My pastor, Fr. John Taylor, was our speaker for the church men’s breakfast this month. He talked about his prior career serving then-disgraced former president, Richard Nixon, and discussed the recent public release of more Watergate tapes showing once again Nixon’s latent, and sometimes blatant, racism… but also showing perhaps how Nixon was an adherent to “scientific racism”, the idea that different races are uniquely (and categorically) gifted and limited, and thus easily classified and compartmentalized. It was a popular 20th Century belief, a thread easily seen weaving through figures from Adolf Hitler to Howard Cosell.
John, who spent thousands of hours in Nixon’s presence, mentioned that Nixon would say “the black man is simply not ready” for this or that responsibility (and freedom). Possibly he even said it kindly, intending the spirit of a father about his children.

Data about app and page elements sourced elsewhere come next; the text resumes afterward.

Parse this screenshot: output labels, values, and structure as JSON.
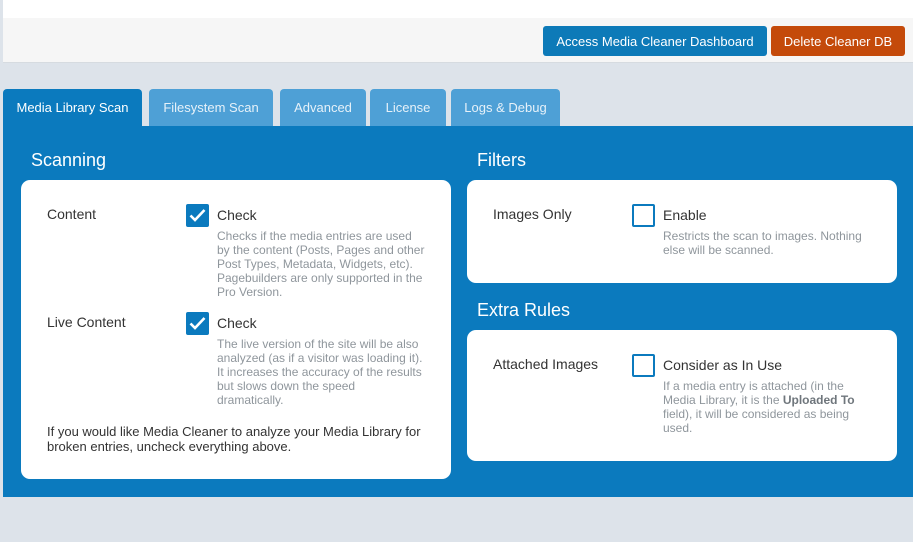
{
  "header": {
    "dashboard_button": "Access Media Cleaner Dashboard",
    "delete_button": "Delete Cleaner DB"
  },
  "tabs": [
    {
      "label": "Media Library Scan",
      "active": true
    },
    {
      "label": "Filesystem Scan",
      "active": false
    },
    {
      "label": "Advanced",
      "active": false
    },
    {
      "label": "License",
      "active": false
    },
    {
      "label": "Logs & Debug",
      "active": false
    }
  ],
  "scanning": {
    "title": "Scanning",
    "content": {
      "label": "Content",
      "checked": true,
      "check_label": "Check",
      "description": [
        "Checks if the media entries are used",
        "by the content (Posts, Pages and other",
        "Post Types, Metadata, Widgets, etc).",
        "Pagebuilders are only supported in the",
        "Pro Version."
      ]
    },
    "live_content": {
      "label": "Live Content",
      "checked": true,
      "check_label": "Check",
      "description": [
        "The live version of the site will be also",
        "analyzed (as if a visitor was loading it).",
        "It increases the accuracy of the results",
        "but slows down the speed",
        "dramatically."
      ]
    },
    "note": [
      "If you would like Media Cleaner to analyze your Media Library for",
      "broken entries, uncheck everything above."
    ]
  },
  "filters": {
    "title": "Filters",
    "images_only": {
      "label": "Images Only",
      "checked": false,
      "check_label": "Enable",
      "description": [
        "Restricts the scan to images. Nothing",
        "else will be scanned."
      ]
    }
  },
  "extra_rules": {
    "title": "Extra Rules",
    "attached_images": {
      "label": "Attached Images",
      "checked": false,
      "check_label": "Consider as In Use",
      "description_line1": "If a media entry is attached (in the",
      "description_line2_pre": "Media Library, it is the ",
      "description_line2_bold": "Uploaded To",
      "description_line3": "field), it will be considered as being",
      "description_line4": "used."
    }
  },
  "colors": {
    "primary": "#0b7abe",
    "tab_inactive": "#4ea0d6",
    "danger": "#c44a0a",
    "background": "#dde3ea"
  }
}
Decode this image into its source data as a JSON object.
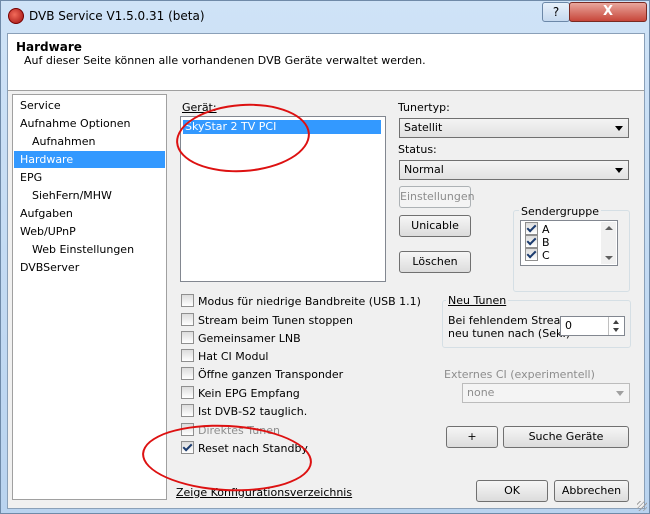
{
  "window": {
    "title": "DVB Service V1.5.0.31 (beta)",
    "help_label": "?",
    "close_label": "X"
  },
  "header": {
    "title": "Hardware",
    "description": "Auf dieser Seite können alle vorhandenen DVB Geräte verwaltet werden."
  },
  "nav": {
    "items": [
      "Service",
      "Aufnahme Optionen",
      "Aufnahmen",
      "Hardware",
      "EPG",
      "SiehFern/MHW",
      "Aufgaben",
      "Web/UPnP",
      "Web Einstellungen",
      "DVBServer"
    ],
    "selected": "Hardware"
  },
  "devices": {
    "label": "Gerät:",
    "items": [
      "SkyStar 2 TV PCI"
    ],
    "selected": "SkyStar 2 TV PCI"
  },
  "tuner": {
    "label": "Tunertyp:",
    "value": "Satellit"
  },
  "status": {
    "label": "Status:",
    "value": "Normal"
  },
  "buttons": {
    "settings": "Einstellungen",
    "unicable": "Unicable",
    "delete": "Löschen",
    "add": "+",
    "search": "Suche Geräte",
    "ok": "OK",
    "cancel": "Abbrechen"
  },
  "sender_group": {
    "label": "Sendergruppe",
    "items": [
      {
        "label": "A",
        "checked": true
      },
      {
        "label": "B",
        "checked": true
      },
      {
        "label": "C",
        "checked": true
      }
    ]
  },
  "options": [
    {
      "label": "Modus für niedrige Bandbreite (USB 1.1)",
      "checked": false,
      "enabled": true
    },
    {
      "label": "Stream beim Tunen stoppen",
      "checked": false,
      "enabled": true
    },
    {
      "label": "Gemeinsamer LNB",
      "checked": false,
      "enabled": true
    },
    {
      "label": "Hat CI Modul",
      "checked": false,
      "enabled": true
    },
    {
      "label": "Öffne ganzen Transponder",
      "checked": false,
      "enabled": true
    },
    {
      "label": "Kein EPG Empfang",
      "checked": false,
      "enabled": true
    },
    {
      "label": "Ist DVB-S2 tauglich.",
      "checked": false,
      "enabled": true
    },
    {
      "label": "Direktes Tunen",
      "checked": false,
      "enabled": false
    },
    {
      "label": "Reset nach Standby",
      "checked": true,
      "enabled": true
    }
  ],
  "retune": {
    "label": "Neu Tunen",
    "text_line1": "Bei fehlendem Stream",
    "text_line2": "neu tunen nach (Sek.)",
    "value": "0"
  },
  "external_ci": {
    "label": "Externes CI (experimentell)",
    "value": "none"
  },
  "config_link": "Zeige Konfigurationsverzeichnis",
  "colors": {
    "selection": "#3399ff",
    "annotation": "#dd1111"
  }
}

And I immediately thought of the amazing week of events in Egypt and the demise of President Mubarak only the day before this breakfast. A mere 24 hours before his own abdication, Mubarak had espoused again his “simply not ready” judgment regarding the Egyptian people and their cry for democracy. “I speak to you as a father to his children”, he pathetically tried — and failed.
But the truth strikes closer to home. I’m a white, American male. To possess all three of those adjectives means you are near the top of the world’s food chain. To possess even one puts you in an elite, and dangerously elitist, position. Just like Nixon, just like Mubarak, in our own little fiefdoms we are lords of the manor. And just like them, it becomes very easy for us to pass judgments from on high.
As a minor example of the insidious potential for this, an odd thought passed my mind earlier in the week: that of all the classical music written during the Renaissance almost until today, I could not think of a single female composer. “Perhaps women don’t have the wiring to compose classical music” was my first unguarded thought, I admit. Why not? The issue doesn’t affect me personally, and this explanation allows me to quickly dismiss such an obscure topic. It’s an easy and fast categorization to construct; one which countless men have constructed with the speed of lean-to’s being erected in a makeshift relief camp.
But my better nature wouldn’t allow such an easy dismissal of the inequity. No women had that wiring? Not one? Is there no other explanation, no more precise delimiter than male- or female-wiring? Nothing about whether a gifted woman was even allowed to be trained, about cultural mores and societal expectations which backhandedly disqualified females?
Decades ago I read a haunting quote, that atheism is a million little truths in defense of a great lie, while Christianity is a million little lies in defense of a great truth. It’s a quote that doesn’t sit well at first reading, but one that I’ve never forgotten. That quote came to my mind while hearing about Richard Nixon and thinking about Hosni Mubarak in our roomful of top-of-the-heap sitters. It’s so easy to declare our own million little “truths” and judgments which justify our pole position. We dip each one like strips of newsprint in the gluey soup of our sloppy thinking—the sloppiness we can exercise because we are the ones with the power, the resources, the influence—and construct our hollow paper mache landscapes which explain the world in lovely contours and scenes which justify our overlording of it.
That is, until the winds of history sweep us into the Red Sea of exile, too.
Jesus called each of us to live by the Golden Rule. And those of us who have more—more power, more influence, more resources—would do well to recognize our own easy tendency to highjack Christ’s beautiful paradigm of mutuality and equality into a cold, careless calculation that justifies our own position in the world. As they say, he who has the gold makes the rules.